Every record below is to be restated verbatim, though its images are not.

Dataset rows describing interfaces

####

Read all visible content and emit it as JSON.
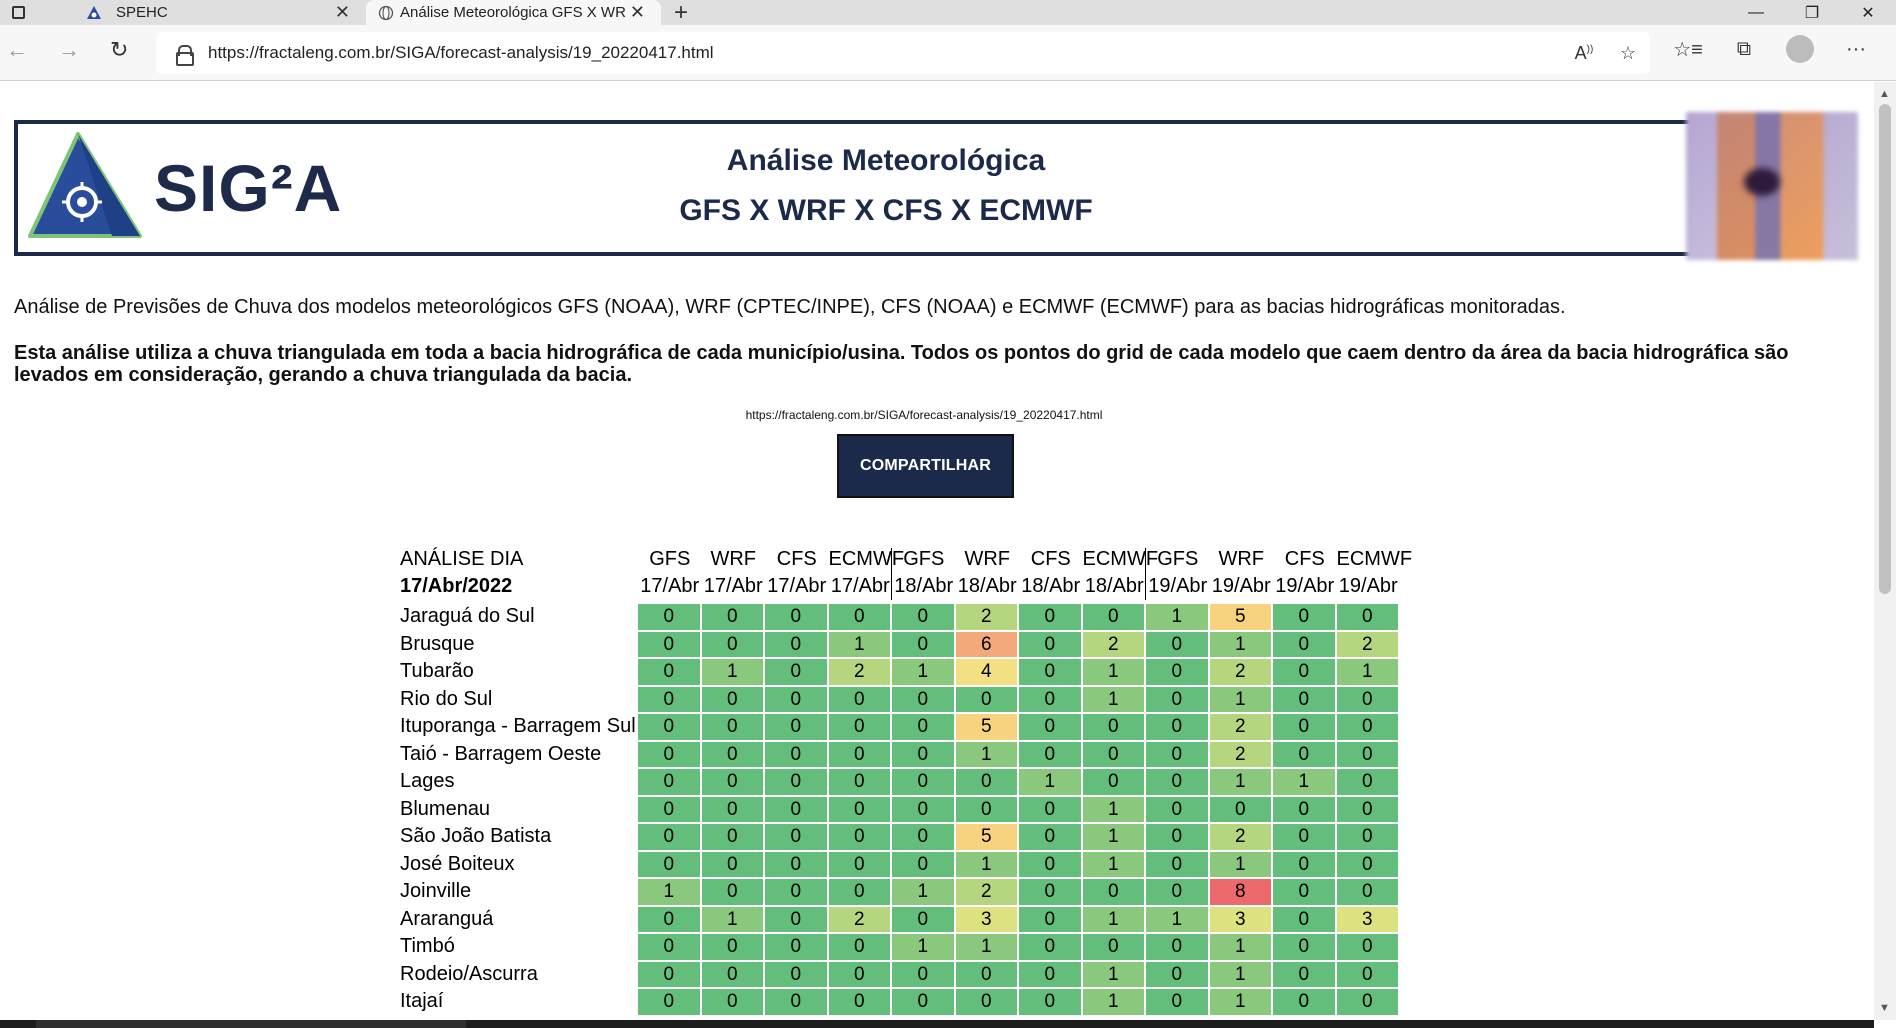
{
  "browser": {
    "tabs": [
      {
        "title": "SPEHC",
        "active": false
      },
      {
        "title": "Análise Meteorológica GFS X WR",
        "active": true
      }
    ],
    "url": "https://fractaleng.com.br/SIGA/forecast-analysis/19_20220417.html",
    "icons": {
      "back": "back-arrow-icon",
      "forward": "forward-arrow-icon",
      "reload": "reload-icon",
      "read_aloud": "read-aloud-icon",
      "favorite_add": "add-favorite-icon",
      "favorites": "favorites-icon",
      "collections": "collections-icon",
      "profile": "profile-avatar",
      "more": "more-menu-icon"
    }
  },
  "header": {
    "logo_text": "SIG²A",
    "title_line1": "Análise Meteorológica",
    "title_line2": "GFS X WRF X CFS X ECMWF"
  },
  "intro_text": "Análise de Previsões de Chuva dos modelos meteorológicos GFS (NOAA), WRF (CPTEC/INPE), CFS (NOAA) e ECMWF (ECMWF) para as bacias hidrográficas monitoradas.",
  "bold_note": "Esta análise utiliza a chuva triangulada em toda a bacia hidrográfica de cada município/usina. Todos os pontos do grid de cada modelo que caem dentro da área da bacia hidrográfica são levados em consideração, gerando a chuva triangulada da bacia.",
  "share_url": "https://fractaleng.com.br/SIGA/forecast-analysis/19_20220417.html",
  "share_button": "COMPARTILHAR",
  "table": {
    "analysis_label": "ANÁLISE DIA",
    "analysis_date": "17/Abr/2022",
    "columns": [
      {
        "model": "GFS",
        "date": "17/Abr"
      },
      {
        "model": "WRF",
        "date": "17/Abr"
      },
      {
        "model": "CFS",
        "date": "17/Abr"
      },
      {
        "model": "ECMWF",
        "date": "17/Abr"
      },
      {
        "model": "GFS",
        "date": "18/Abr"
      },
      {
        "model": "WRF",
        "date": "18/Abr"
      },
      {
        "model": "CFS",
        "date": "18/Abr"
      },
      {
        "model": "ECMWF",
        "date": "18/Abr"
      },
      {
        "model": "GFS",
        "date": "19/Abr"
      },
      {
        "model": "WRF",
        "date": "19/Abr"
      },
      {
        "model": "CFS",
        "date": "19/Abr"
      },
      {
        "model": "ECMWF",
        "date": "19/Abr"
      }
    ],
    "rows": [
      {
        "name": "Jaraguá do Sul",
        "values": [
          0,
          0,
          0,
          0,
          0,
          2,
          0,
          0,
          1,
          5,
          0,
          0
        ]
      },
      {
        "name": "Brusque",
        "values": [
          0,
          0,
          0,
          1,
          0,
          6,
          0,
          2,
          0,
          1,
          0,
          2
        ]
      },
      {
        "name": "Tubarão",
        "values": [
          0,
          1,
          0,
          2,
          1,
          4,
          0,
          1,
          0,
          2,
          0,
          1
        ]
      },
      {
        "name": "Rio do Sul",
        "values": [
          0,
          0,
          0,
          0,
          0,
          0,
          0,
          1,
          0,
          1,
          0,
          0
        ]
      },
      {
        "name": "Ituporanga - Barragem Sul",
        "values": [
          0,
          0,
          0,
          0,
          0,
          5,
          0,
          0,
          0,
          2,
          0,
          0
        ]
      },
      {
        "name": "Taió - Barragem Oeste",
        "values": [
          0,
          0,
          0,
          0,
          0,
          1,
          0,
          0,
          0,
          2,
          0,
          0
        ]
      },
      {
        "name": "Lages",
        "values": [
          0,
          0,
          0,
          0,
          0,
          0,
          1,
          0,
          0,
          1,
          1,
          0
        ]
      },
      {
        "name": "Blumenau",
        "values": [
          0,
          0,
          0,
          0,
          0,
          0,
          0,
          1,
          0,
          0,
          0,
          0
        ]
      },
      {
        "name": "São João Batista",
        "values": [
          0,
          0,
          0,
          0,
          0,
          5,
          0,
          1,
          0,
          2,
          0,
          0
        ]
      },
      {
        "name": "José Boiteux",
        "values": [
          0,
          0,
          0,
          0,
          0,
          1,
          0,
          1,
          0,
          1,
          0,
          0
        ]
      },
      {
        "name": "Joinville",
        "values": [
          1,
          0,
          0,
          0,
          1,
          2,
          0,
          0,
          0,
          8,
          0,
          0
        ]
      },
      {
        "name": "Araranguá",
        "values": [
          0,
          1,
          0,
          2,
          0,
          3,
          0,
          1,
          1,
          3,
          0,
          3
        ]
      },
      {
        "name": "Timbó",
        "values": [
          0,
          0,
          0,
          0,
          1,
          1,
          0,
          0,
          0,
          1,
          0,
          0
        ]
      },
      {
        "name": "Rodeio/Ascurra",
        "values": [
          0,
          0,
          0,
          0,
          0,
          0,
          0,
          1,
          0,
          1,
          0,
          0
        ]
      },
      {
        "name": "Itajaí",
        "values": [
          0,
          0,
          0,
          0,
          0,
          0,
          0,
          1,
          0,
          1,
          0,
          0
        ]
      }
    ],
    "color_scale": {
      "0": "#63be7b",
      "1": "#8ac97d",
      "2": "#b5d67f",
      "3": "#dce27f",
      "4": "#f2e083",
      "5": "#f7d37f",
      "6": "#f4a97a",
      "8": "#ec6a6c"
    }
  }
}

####

EXERCISE RESPONSE:
Read all visible content and emit it as JSON.
{
  "browser": {
    "tabs": [
      {
        "title": "SPEHC",
        "active": false
      },
      {
        "title": "Análise Meteorológica GFS X WR",
        "active": true
      }
    ],
    "url": "https://fractaleng.com.br/SIGA/forecast-analysis/19_20220417.html",
    "icons": {
      "back": "back-arrow-icon",
      "forward": "forward-arrow-icon",
      "reload": "reload-icon",
      "read_aloud": "read-aloud-icon",
      "favorite_add": "add-favorite-icon",
      "favorites": "favorites-icon",
      "collections": "collections-icon",
      "profile": "profile-avatar",
      "more": "more-menu-icon"
    }
  },
  "header": {
    "logo_text": "SIG²A",
    "title_line1": "Análise Meteorológica",
    "title_line2": "GFS X WRF X CFS X ECMWF"
  },
  "intro_text": "Análise de Previsões de Chuva dos modelos meteorológicos GFS (NOAA), WRF (CPTEC/INPE), CFS (NOAA) e ECMWF (ECMWF) para as bacias hidrográficas monitoradas.",
  "bold_note": "Esta análise utiliza a chuva triangulada em toda a bacia hidrográfica de cada município/usina. Todos os pontos do grid de cada modelo que caem dentro da área da bacia hidrográfica são levados em consideração, gerando a chuva triangulada da bacia.",
  "share_url": "https://fractaleng.com.br/SIGA/forecast-analysis/19_20220417.html",
  "share_button": "COMPARTILHAR",
  "table": {
    "analysis_label": "ANÁLISE DIA",
    "analysis_date": "17/Abr/2022",
    "columns": [
      {
        "model": "GFS",
        "date": "17/Abr"
      },
      {
        "model": "WRF",
        "date": "17/Abr"
      },
      {
        "model": "CFS",
        "date": "17/Abr"
      },
      {
        "model": "ECMWF",
        "date": "17/Abr"
      },
      {
        "model": "GFS",
        "date": "18/Abr"
      },
      {
        "model": "WRF",
        "date": "18/Abr"
      },
      {
        "model": "CFS",
        "date": "18/Abr"
      },
      {
        "model": "ECMWF",
        "date": "18/Abr"
      },
      {
        "model": "GFS",
        "date": "19/Abr"
      },
      {
        "model": "WRF",
        "date": "19/Abr"
      },
      {
        "model": "CFS",
        "date": "19/Abr"
      },
      {
        "model": "ECMWF",
        "date": "19/Abr"
      }
    ],
    "rows": [
      {
        "name": "Jaraguá do Sul",
        "values": [
          0,
          0,
          0,
          0,
          0,
          2,
          0,
          0,
          1,
          5,
          0,
          0
        ]
      },
      {
        "name": "Brusque",
        "values": [
          0,
          0,
          0,
          1,
          0,
          6,
          0,
          2,
          0,
          1,
          0,
          2
        ]
      },
      {
        "name": "Tubarão",
        "values": [
          0,
          1,
          0,
          2,
          1,
          4,
          0,
          1,
          0,
          2,
          0,
          1
        ]
      },
      {
        "name": "Rio do Sul",
        "values": [
          0,
          0,
          0,
          0,
          0,
          0,
          0,
          1,
          0,
          1,
          0,
          0
        ]
      },
      {
        "name": "Ituporanga - Barragem Sul",
        "values": [
          0,
          0,
          0,
          0,
          0,
          5,
          0,
          0,
          0,
          2,
          0,
          0
        ]
      },
      {
        "name": "Taió - Barragem Oeste",
        "values": [
          0,
          0,
          0,
          0,
          0,
          1,
          0,
          0,
          0,
          2,
          0,
          0
        ]
      },
      {
        "name": "Lages",
        "values": [
          0,
          0,
          0,
          0,
          0,
          0,
          1,
          0,
          0,
          1,
          1,
          0
        ]
      },
      {
        "name": "Blumenau",
        "values": [
          0,
          0,
          0,
          0,
          0,
          0,
          0,
          1,
          0,
          0,
          0,
          0
        ]
      },
      {
        "name": "São João Batista",
        "values": [
          0,
          0,
          0,
          0,
          0,
          5,
          0,
          1,
          0,
          2,
          0,
          0
        ]
      },
      {
        "name": "José Boiteux",
        "values": [
          0,
          0,
          0,
          0,
          0,
          1,
          0,
          1,
          0,
          1,
          0,
          0
        ]
      },
      {
        "name": "Joinville",
        "values": [
          1,
          0,
          0,
          0,
          1,
          2,
          0,
          0,
          0,
          8,
          0,
          0
        ]
      },
      {
        "name": "Araranguá",
        "values": [
          0,
          1,
          0,
          2,
          0,
          3,
          0,
          1,
          1,
          3,
          0,
          3
        ]
      },
      {
        "name": "Timbó",
        "values": [
          0,
          0,
          0,
          0,
          1,
          1,
          0,
          0,
          0,
          1,
          0,
          0
        ]
      },
      {
        "name": "Rodeio/Ascurra",
        "values": [
          0,
          0,
          0,
          0,
          0,
          0,
          0,
          1,
          0,
          1,
          0,
          0
        ]
      },
      {
        "name": "Itajaí",
        "values": [
          0,
          0,
          0,
          0,
          0,
          0,
          0,
          1,
          0,
          1,
          0,
          0
        ]
      }
    ],
    "color_scale": {
      "0": "#63be7b",
      "1": "#8ac97d",
      "2": "#b5d67f",
      "3": "#dce27f",
      "4": "#f2e083",
      "5": "#f7d37f",
      "6": "#f4a97a",
      "8": "#ec6a6c"
    }
  }
}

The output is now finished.